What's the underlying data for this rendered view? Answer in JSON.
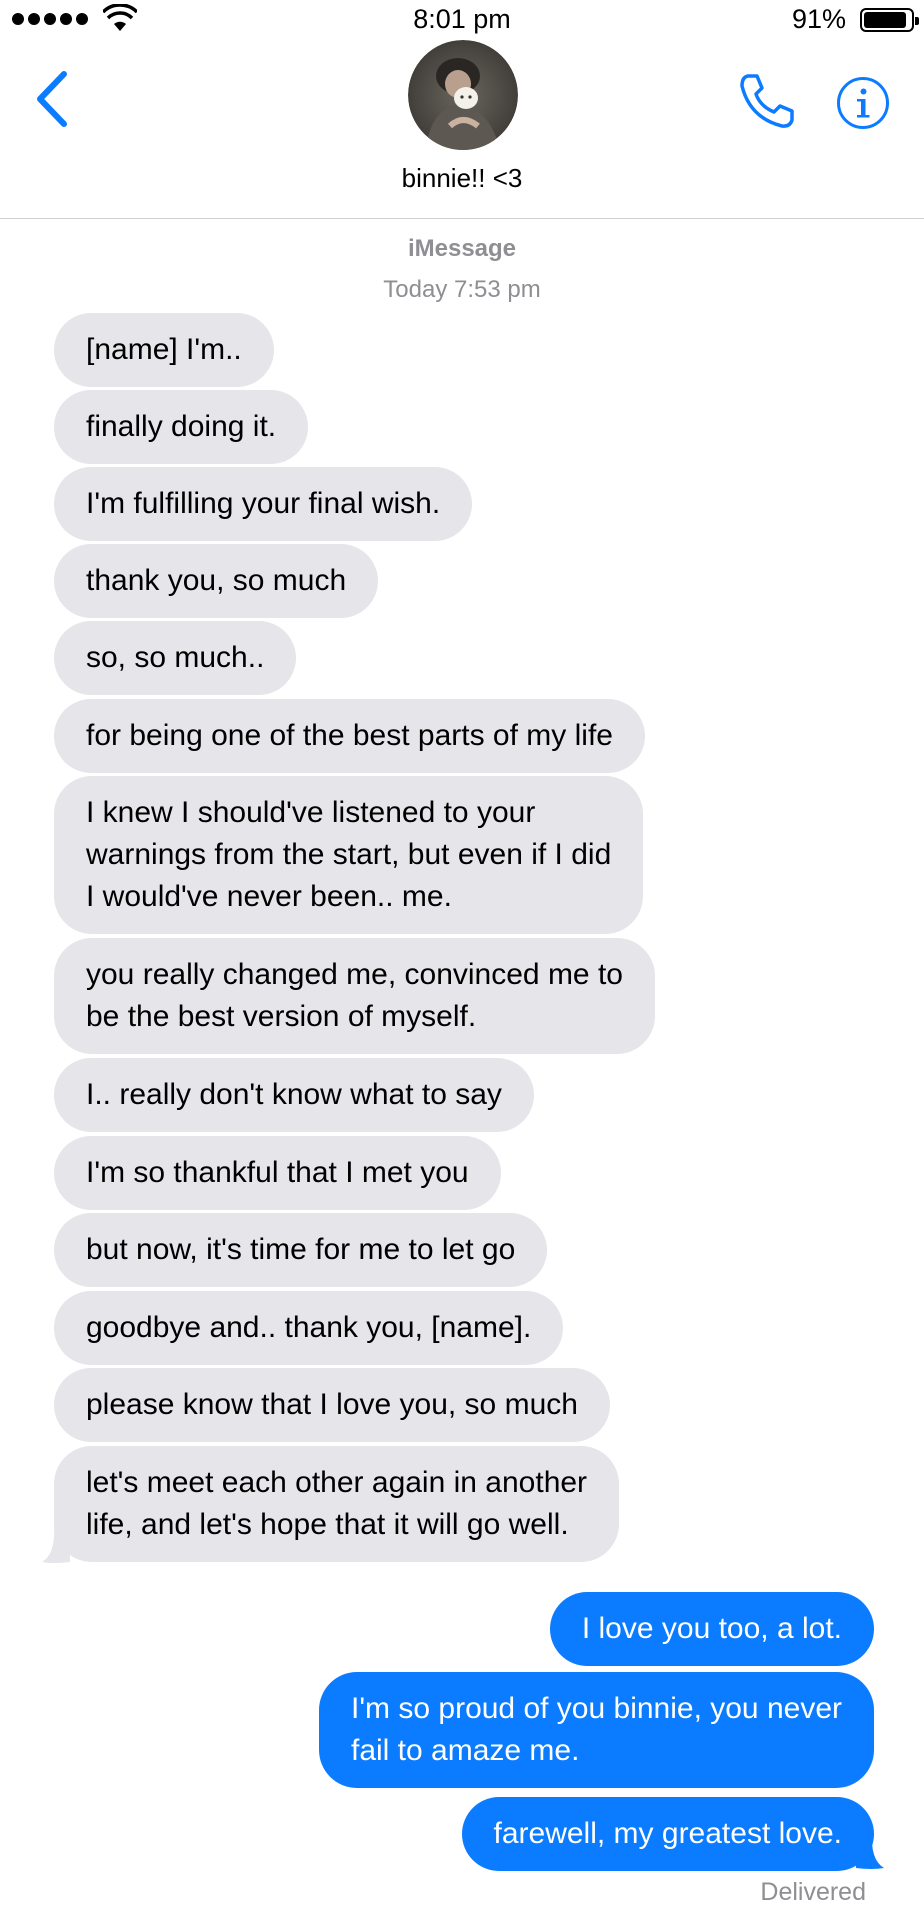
{
  "status_bar": {
    "time": "8:01 pm",
    "battery_percent": "91%",
    "battery_level": 0.91,
    "signal_bars": 5
  },
  "header": {
    "contact_name": "binnie!! <3",
    "back_icon": "chevron-left-icon",
    "call_icon": "phone-icon",
    "info_icon": "info-icon"
  },
  "thread": {
    "service": "iMessage",
    "timestamp": "Today 7:53 pm"
  },
  "messages": [
    {
      "from": "them",
      "text": "[name] I'm.."
    },
    {
      "from": "them",
      "text": "finally doing it."
    },
    {
      "from": "them",
      "text": "I'm fulfilling your final wish."
    },
    {
      "from": "them",
      "text": "thank you, so much"
    },
    {
      "from": "them",
      "text": "so, so much.."
    },
    {
      "from": "them",
      "text": "for being one of the best parts of my life"
    },
    {
      "from": "them",
      "text": "I knew I should've listened to your\nwarnings from the start, but even if I did\nI would've never been.. me."
    },
    {
      "from": "them",
      "text": "you really changed me, convinced me to\nbe the best version of myself."
    },
    {
      "from": "them",
      "text": "I.. really don't know what to say"
    },
    {
      "from": "them",
      "text": "I'm so thankful that I met you"
    },
    {
      "from": "them",
      "text": "but now, it's time for me to let go"
    },
    {
      "from": "them",
      "text": "goodbye and.. thank you, [name]."
    },
    {
      "from": "them",
      "text": "please know that I love you, so much"
    },
    {
      "from": "them",
      "text": "let's meet each other again in another\nlife, and let's hope that it will go well."
    },
    {
      "from": "me",
      "text": "I love you too, a lot."
    },
    {
      "from": "me",
      "text": "I'm so proud of you binnie, you never\nfail to amaze me."
    },
    {
      "from": "me",
      "text": "farewell, my greatest love."
    }
  ],
  "delivery_status": "Delivered",
  "colors": {
    "accent": "#0b7cff",
    "incoming_bubble": "#e5e5ea",
    "meta_text": "#8e8e93"
  }
}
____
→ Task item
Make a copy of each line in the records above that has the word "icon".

→ Written response
    "back_icon": "chevron-left-icon",
    "call_icon": "phone-icon",
    "info_icon": "info-icon"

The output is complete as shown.